Cable & Wireless is making a bid to become one of the most formidable telecommunications providers in the U.S.
Graham Wallace, CEO of Cable & Wireless in London, views the U.S. as a crucial market for the organizations global expansion plans.
"That means we absolutely have to be a key player in the American market," says Trey Smith, president of Cable & Wireless North America.
Smith says his organization can "duke it out and learn lessons in the U.S." that the rest of the company can use when Europe and other markets are ready for the same types of data and voice offerings now available in North America.
Cable & Wireless N.A., based in Vienna, Va., got a quick boost in the American market with its 1998 purchase of MCIs continental Internet Protocol network for $1.75 billion. The subsidiary now does about $1.4 billion in annual sales and has 3,200 employees.
Cable & Wireless N.A. leverages the international networks of its parent company and its 20 percent stake in all undersea telecom cables to target large global enterprises based in North America.
But Smith says his company needs to improve with value-added services as basic capacity is oversupplied. It is now augmenting its core businesses by expanding into the retail market with services targeting small and midsized businesses.
Cable & Wireless needs to work extra hard in the areas of data and new technologies, he says.
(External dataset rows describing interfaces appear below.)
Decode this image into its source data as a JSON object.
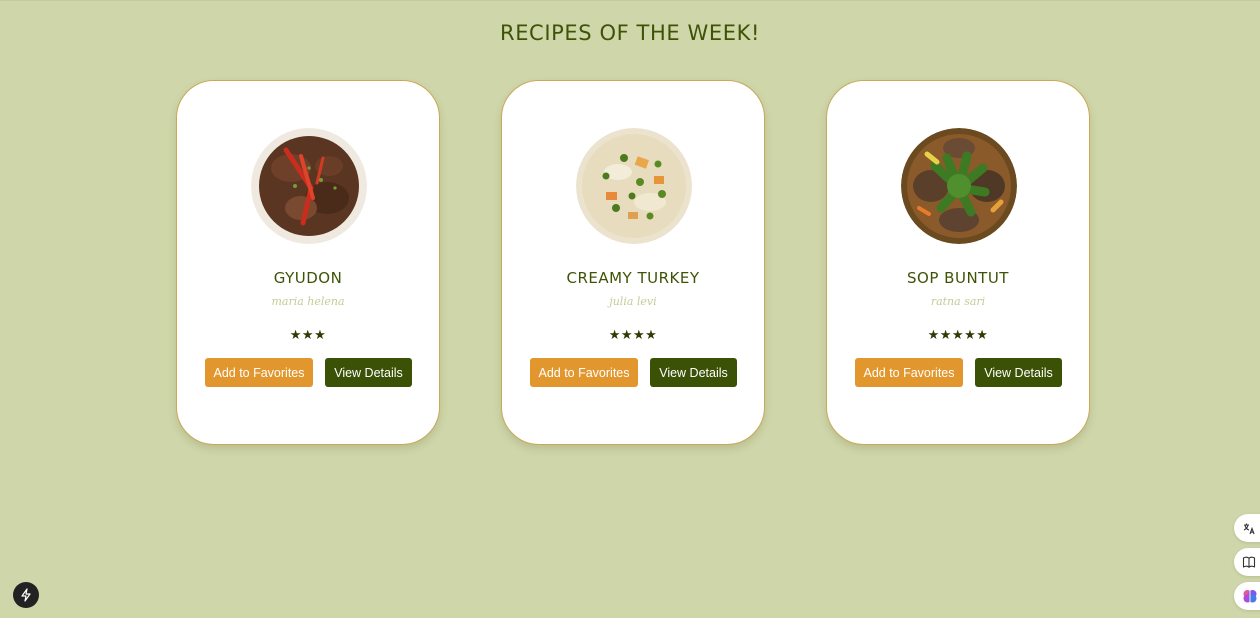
{
  "page": {
    "title": "RECIPES OF THE WEEK!"
  },
  "recipes": [
    {
      "name": "GYUDON",
      "author": "maria helena",
      "rating": 3,
      "stars": "★★★",
      "image": "gyudon-photo",
      "favorite_label": "Add to Favorites",
      "details_label": "View Details"
    },
    {
      "name": "CREAMY TURKEY",
      "author": "julia levi",
      "rating": 4,
      "stars": "★★★★",
      "image": "creamy-turkey-photo",
      "favorite_label": "Add to Favorites",
      "details_label": "View Details"
    },
    {
      "name": "SOP BUNTUT",
      "author": "ratna sari",
      "rating": 5,
      "stars": "★★★★★",
      "image": "sop-buntut-photo",
      "favorite_label": "Add to Favorites",
      "details_label": "View Details"
    }
  ],
  "overlay": {
    "bottom_left_icon": "lightning-icon",
    "side_icons": [
      "translate-icon",
      "book-icon",
      "brain-icon"
    ]
  },
  "colors": {
    "background": "#cfd6a9",
    "accent_green": "#3b5206",
    "accent_orange": "#e2972e",
    "card_border": "#c9a957"
  }
}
In an effort to let customers and competitors know his company is game for a challenge, the organization is going to migrate its entire voice and data network on to an IP-platform by 2002, a feat yet to be accomplished on such a large scale.
"Watch this space and stay tuned," Smith says.